Taking other medicines
Cyclophosphamide may be prescribed alongside other drugs to treat your condition. However, some drugs can interact with cyclophosphamide, so speak to your doctor before starting any new medications.
Remember to mention you’re on cyclophosphamide if you’re treated by anyone other than your usual rheumatology team, as it won’t appear on your repeat prescription list from your GP.
Don’t take over-the-counter preparations or herbal remedies without talking to your healthcare team or pharmacist first, as some of them may react badly with cyclophosphamide.
The pneumonia (nyoo-moh-nee-uh) vaccine and yearly flu vaccines are safe and recommended when taking cyclophosphamide. It’s very important to have these to reduce your risk of infection. Try to have these vaccines before starting cyclophosphamide to give the vaccines plenty of time to work.
Avoid having live vaccines such as MMR (Measles Mumps and Rubella) or yellow fever. Vaccines for chickenpox and shingles are also live and should be avoided.
However, if you’ve never had chickenpox, it can be good to be vaccinated against it before starting cyclophosphamide. But discuss this with your rheumatology team first.
It’s also a good idea to get any family or household members vaccinated against chickenpox before you start taking cyclophosphamide.
If you’re unsure about whether you should be having a vaccine, make sure to have a chat with your rheumatology team.
Drinking alcohol doesn’t cause any problems for the majority of people who take cyclophosphamide. However, some people find that the combination of alcohol and cyclophosphamide can cause them to feel or be sick.
Try to stick within the government guidelines, which say that men and women should have no more than 14 units of alcohol a week. This is equivalent to about six glasses of wine or six pints of beer.
You can find out more about units of alcohol at www.drinkaware.co.uk.
Fertility, pregnancy and breastfeeding
Cyclophosphamide can affect your fertility. This is your ability to become pregnant or father a child. If this is an issue for you, speak to your doctor before you start treatment.
Cyclophosphamide shouldn’t be used by pregnant women or women planning pregnancy in the immediate future. Men and women taking cyclophosphamide should use contraception. It’s advised that women should continue using contraceptives for a year after treatment ends, and that men should do so for six months.
If you’re planning a family or you become pregnant while taking cyclophosphamide, talk to your doctor as soon as possible.
You shouldn’t breastfeed if you’re on cyclophosphamide as it could pass into your breast milk.
Where to go for more information
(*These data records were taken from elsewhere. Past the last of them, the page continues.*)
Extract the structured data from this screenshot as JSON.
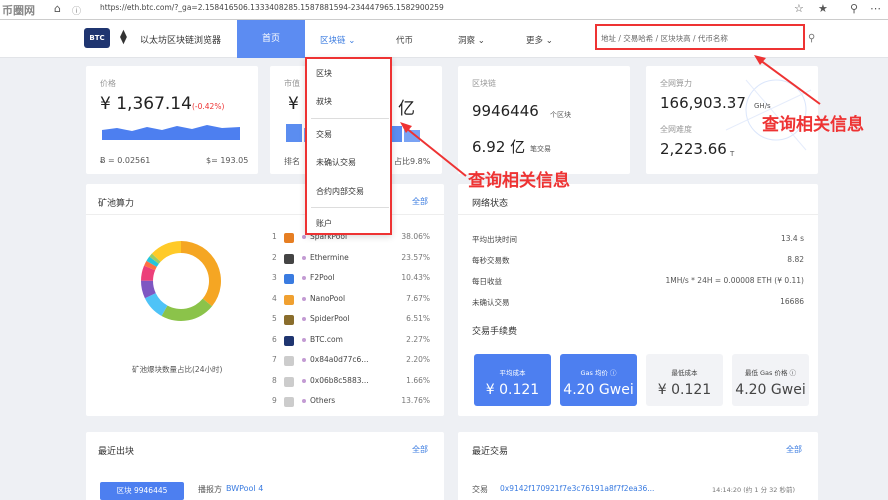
{
  "browser": {
    "url": "https://eth.btc.com/?_ga=2.158416506.1333408285.1587881594-234447965.1582900259"
  },
  "watermark": "币圈网",
  "nav": {
    "logo": "BTC",
    "brand": "以太坊区块链浏览器",
    "home": "首页",
    "blockchain": "区块链",
    "token": "代币",
    "insight": "洞察",
    "more": "更多",
    "search_placeholder": "地址 / 交易哈希 / 区块块高 / 代币名称"
  },
  "dropdown": [
    "区块",
    "叔块",
    "交易",
    "未确认交易",
    "合约内部交易",
    "账户"
  ],
  "annotation": "查询相关信息",
  "price": {
    "label": "价格",
    "value": "¥ 1,367.14",
    "change": "(-0.42%)",
    "btc": "= 0.02561",
    "usd": "= 193.05"
  },
  "market": {
    "label": "市值",
    "value": "¥",
    "value_tail": "亿",
    "rank": "排名",
    "share": "占比9.8%"
  },
  "chain": {
    "label": "区块链",
    "blocks": "9946446",
    "blocks_unit": "个区块",
    "txs": "6.92 亿",
    "txs_unit": "笔交易"
  },
  "hashrate": {
    "label": "全网算力",
    "value": "166,903.37",
    "unit": "GH/s",
    "diff_label": "全网难度",
    "diff": "2,223.66",
    "diff_unit": "T"
  },
  "pools": {
    "title": "矿池算力",
    "all": "全部",
    "caption": "矿池爆块数量占比(24小时)",
    "colors": [
      "#f5a623",
      "#8bc34a",
      "#4fc3f7",
      "#7e57c2",
      "#ec407a",
      "#ff7043",
      "#26c6da",
      "#9ccc65",
      "#ffca28"
    ],
    "items": [
      {
        "n": "1",
        "name": "SparkPool",
        "pct": "38.06%",
        "c": "#e67e22",
        "p": 38.06
      },
      {
        "n": "2",
        "name": "Ethermine",
        "pct": "23.57%",
        "c": "#444",
        "p": 23.57
      },
      {
        "n": "3",
        "name": "F2Pool",
        "pct": "10.43%",
        "c": "#3a7be0",
        "p": 10.43
      },
      {
        "n": "4",
        "name": "NanoPool",
        "pct": "7.67%",
        "c": "#f0a030",
        "p": 7.67
      },
      {
        "n": "5",
        "name": "SpiderPool",
        "pct": "6.51%",
        "c": "#8a6d2c",
        "p": 6.51
      },
      {
        "n": "6",
        "name": "BTC.com",
        "pct": "2.27%",
        "c": "#1f3570",
        "p": 2.27
      },
      {
        "n": "7",
        "name": "0x84a0d77c6...",
        "pct": "2.20%",
        "c": "#ccc",
        "p": 2.2
      },
      {
        "n": "8",
        "name": "0x06b8c5883...",
        "pct": "1.66%",
        "c": "#ccc",
        "p": 1.66
      },
      {
        "n": "9",
        "name": "Others",
        "pct": "13.76%",
        "c": "#ccc",
        "p": 13.76
      }
    ]
  },
  "network": {
    "title": "网络状态",
    "rows": [
      {
        "l": "平均出块时间",
        "v": "13.4 s"
      },
      {
        "l": "每秒交易数",
        "v": "8.82"
      },
      {
        "l": "每日收益",
        "v": "1MH/s * 24H = 0.00008 ETH (¥ 0.11)"
      },
      {
        "l": "未确认交易",
        "v": "16686"
      }
    ]
  },
  "fees": {
    "title": "交易手续费",
    "items": [
      {
        "l": "平均成本",
        "v": "¥ 0.121"
      },
      {
        "l": "Gas 均价 ⓘ",
        "v": "4.20 Gwei"
      },
      {
        "l": "最低成本",
        "v": "¥ 0.121"
      },
      {
        "l": "最低 Gas 价格 ⓘ",
        "v": "4.20 Gwei"
      }
    ]
  },
  "recent_blocks": {
    "title": "最近出块",
    "all": "全部",
    "block": "区块 9946445",
    "miner_label": "播报方",
    "miner": "BWPool 4"
  },
  "recent_txs": {
    "title": "最近交易",
    "all": "全部",
    "tx_label": "交易",
    "tx": "0x9142f170921f7e3c76191a8f7f2ea36...",
    "time": "14:14:20 (约 1 分 32 秒前)"
  }
}
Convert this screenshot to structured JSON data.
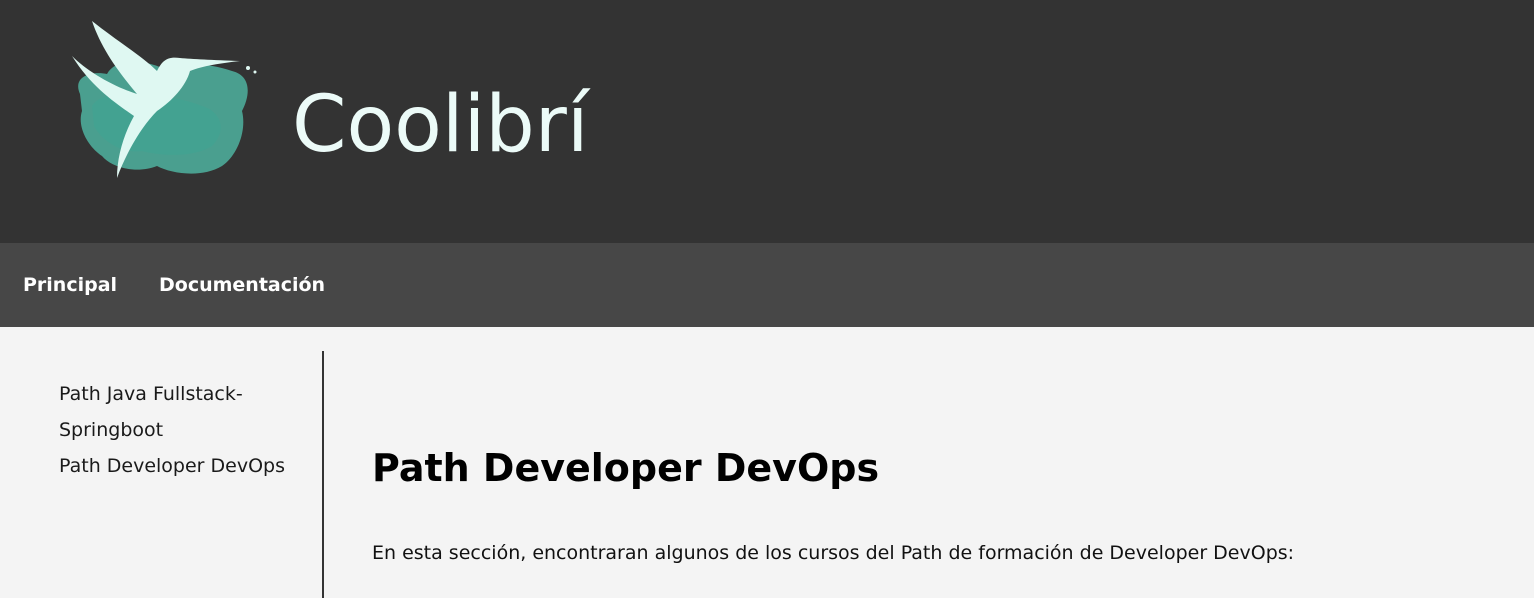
{
  "header": {
    "site_title": "Coolibrí",
    "logo_icon": "hummingbird-logo-icon",
    "background_color": "#333333",
    "accent_color": "#5fc4b0"
  },
  "navbar": {
    "items": [
      {
        "label": "Principal"
      },
      {
        "label": "Documentación"
      }
    ],
    "background_color": "#474747"
  },
  "sidebar": {
    "items": [
      {
        "label": "Path Java Fullstack-Springboot"
      },
      {
        "label": "Path Developer DevOps"
      }
    ]
  },
  "main": {
    "title": "Path Developer DevOps",
    "intro": "En esta sección, encontraran algunos de los cursos del Path de formación de Developer DevOps:"
  }
}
If there’s anything else you’d like to know about this drug, just ask the healthcare professionals in charge of your care.
You can also call our free helpline on 0800 5200 520, where our trained advisors can offer information, support and advice on your type of arthritis.